In all four states, we also saw an increase in pro-equality Roman Catholic organizing. Following a model established in Maine, a loose federation of Catholics for Marriage Equality emerged in all four states and in bold, yet theologically sound ways gave permission to Catholics to follow their conscience even if it meant going against the bishops. In Minnesota, apriest in favor of marriage equality cited Pope Benedict on the limitations of ecclesiastical authority, “Over the pope . . . . stands one’s own conscience, which must be obeyed before all else, even if necessary against the requirement of ecclesiastical authority.” Using conscience as their touchstone, Washington State mobilized thousand of Catholics and raised money to run a powerful ad in major newspapers across the state showcasing Catholic support. Similar impressive efforts occurred in all three other states.

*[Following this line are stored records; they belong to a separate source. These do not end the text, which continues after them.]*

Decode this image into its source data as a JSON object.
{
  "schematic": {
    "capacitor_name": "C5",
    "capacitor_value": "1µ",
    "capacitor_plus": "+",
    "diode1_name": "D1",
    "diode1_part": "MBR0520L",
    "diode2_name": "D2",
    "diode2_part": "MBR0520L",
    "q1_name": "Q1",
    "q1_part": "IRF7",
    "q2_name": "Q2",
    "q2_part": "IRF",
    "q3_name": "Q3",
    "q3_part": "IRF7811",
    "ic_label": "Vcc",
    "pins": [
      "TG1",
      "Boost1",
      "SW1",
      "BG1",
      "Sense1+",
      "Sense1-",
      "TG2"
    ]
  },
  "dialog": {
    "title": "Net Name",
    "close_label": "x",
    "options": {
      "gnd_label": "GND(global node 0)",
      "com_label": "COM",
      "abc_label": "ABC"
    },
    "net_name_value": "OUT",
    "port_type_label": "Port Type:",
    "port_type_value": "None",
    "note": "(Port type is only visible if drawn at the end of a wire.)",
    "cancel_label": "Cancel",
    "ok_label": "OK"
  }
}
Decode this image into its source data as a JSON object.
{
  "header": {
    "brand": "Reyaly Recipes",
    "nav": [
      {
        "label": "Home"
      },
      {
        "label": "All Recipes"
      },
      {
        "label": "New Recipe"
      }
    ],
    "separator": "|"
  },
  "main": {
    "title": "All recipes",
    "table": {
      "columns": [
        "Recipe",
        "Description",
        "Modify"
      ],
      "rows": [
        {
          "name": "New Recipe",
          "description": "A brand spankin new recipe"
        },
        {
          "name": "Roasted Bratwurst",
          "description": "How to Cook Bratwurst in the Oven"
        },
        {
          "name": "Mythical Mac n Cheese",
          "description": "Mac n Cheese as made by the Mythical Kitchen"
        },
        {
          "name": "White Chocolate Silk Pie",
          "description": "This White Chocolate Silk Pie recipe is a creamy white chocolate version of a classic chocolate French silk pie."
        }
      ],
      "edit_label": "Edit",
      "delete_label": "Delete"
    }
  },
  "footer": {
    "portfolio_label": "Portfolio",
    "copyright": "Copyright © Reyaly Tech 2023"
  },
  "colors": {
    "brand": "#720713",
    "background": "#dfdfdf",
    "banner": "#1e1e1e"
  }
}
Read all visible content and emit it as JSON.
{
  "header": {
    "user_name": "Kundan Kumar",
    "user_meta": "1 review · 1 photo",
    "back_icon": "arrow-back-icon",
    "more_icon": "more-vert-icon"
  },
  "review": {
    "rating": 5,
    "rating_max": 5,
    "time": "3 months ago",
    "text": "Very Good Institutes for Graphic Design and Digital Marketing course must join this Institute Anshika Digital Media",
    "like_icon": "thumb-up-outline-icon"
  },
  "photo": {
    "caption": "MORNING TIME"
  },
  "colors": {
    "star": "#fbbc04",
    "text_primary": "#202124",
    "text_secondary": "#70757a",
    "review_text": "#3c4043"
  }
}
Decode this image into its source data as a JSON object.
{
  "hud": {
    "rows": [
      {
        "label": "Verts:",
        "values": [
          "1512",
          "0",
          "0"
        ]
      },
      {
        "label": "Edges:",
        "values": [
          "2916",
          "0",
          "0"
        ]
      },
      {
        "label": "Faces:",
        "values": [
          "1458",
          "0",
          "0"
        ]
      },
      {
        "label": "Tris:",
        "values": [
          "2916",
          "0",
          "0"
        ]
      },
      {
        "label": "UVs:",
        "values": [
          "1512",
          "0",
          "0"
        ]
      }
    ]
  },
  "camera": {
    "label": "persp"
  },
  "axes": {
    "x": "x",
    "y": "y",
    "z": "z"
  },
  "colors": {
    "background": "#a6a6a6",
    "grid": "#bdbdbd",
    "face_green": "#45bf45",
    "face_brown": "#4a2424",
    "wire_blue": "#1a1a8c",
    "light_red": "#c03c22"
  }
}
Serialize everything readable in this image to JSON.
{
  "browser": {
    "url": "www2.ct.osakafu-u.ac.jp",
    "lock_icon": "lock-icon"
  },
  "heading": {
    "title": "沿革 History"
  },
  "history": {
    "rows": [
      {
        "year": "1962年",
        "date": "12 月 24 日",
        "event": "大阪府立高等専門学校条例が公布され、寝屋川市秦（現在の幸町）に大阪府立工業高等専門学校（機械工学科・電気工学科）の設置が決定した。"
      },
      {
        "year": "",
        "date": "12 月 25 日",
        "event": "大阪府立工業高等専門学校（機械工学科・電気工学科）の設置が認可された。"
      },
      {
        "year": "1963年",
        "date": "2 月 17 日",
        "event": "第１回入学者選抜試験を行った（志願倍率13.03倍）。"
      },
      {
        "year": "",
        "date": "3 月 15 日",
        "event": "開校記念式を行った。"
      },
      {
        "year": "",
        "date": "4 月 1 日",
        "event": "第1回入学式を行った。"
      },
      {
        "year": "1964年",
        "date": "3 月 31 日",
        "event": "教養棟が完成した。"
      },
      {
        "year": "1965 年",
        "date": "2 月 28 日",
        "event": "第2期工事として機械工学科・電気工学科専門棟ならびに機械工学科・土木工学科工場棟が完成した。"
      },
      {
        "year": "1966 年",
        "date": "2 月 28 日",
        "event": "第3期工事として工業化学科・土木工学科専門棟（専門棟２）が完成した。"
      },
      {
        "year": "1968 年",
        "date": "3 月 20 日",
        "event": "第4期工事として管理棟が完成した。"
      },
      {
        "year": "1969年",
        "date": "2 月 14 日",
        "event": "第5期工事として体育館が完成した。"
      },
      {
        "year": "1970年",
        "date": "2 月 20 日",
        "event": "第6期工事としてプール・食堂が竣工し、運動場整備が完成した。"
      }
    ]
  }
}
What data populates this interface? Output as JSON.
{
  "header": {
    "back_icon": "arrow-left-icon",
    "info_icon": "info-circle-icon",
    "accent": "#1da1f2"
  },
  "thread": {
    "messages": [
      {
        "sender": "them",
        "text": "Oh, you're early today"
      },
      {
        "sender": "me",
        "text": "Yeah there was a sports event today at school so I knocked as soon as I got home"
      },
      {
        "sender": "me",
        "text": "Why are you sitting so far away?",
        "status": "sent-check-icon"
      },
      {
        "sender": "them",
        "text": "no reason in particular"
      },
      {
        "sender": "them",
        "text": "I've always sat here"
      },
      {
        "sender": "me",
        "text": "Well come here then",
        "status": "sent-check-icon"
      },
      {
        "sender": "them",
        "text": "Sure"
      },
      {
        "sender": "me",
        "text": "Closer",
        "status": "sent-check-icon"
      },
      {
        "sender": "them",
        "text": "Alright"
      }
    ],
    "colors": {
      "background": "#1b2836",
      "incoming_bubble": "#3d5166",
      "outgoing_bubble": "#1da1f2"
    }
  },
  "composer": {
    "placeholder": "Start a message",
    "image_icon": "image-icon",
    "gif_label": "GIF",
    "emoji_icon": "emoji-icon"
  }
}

Fourth, religious spokespeople were promoted.
Knowing we had a media deficit with the religious right, the Human Rights Campaign and the campaigns worked closely with Auburn Theological Seminary to combine the messages of the campaign with the compelling stories of religious leaders. Hundreds of top level religious leaders were trained to provide a pro-faith, pro-equality message. By empowering and amplifying these faith leaders, we chipped away at the religious right’s singular claim to the religious response to this issue.
Where do we go from here?
Incorporating faith into equality campaigns is still, at a nascent stage. We need to learn how to better collaborate with the richly diverse religious communities that are part of the fabric of faith in America but that often get left out when campaigns focus on the moveable middle. We need a better understanding of geographical differences that affect communities of faith. We learned, for instance, that Roman Catholics in the West Coast often have more freedom, even to organize in Catholic parishes, than Roman Catholics in other parts of the country. We need a clearer understanding of what faith voices resonate best in different communities, knowing that denominational affiliation at times isn’t the common bond. Finally, we need to find ways to take advantage of religious media. Television and religious radio still remain relatively untapped resources for our work.
The tremendous success of faith communities’ organizing in the four states this election showcase the promise of faith organizing which, like the proverbial mustard seed, just needs watering to thrive. The gifts of people of faith in this work are only beginning to emerge, the fruits of our labors will be even more plentiful as the roots of our commitment deepen and expand. The best is yet to come.
Sharon Groves is director of the Human Rights Campaign’s religion and faith program.
By Sharon Groves  |  02:01 PM ET, 11/20/2012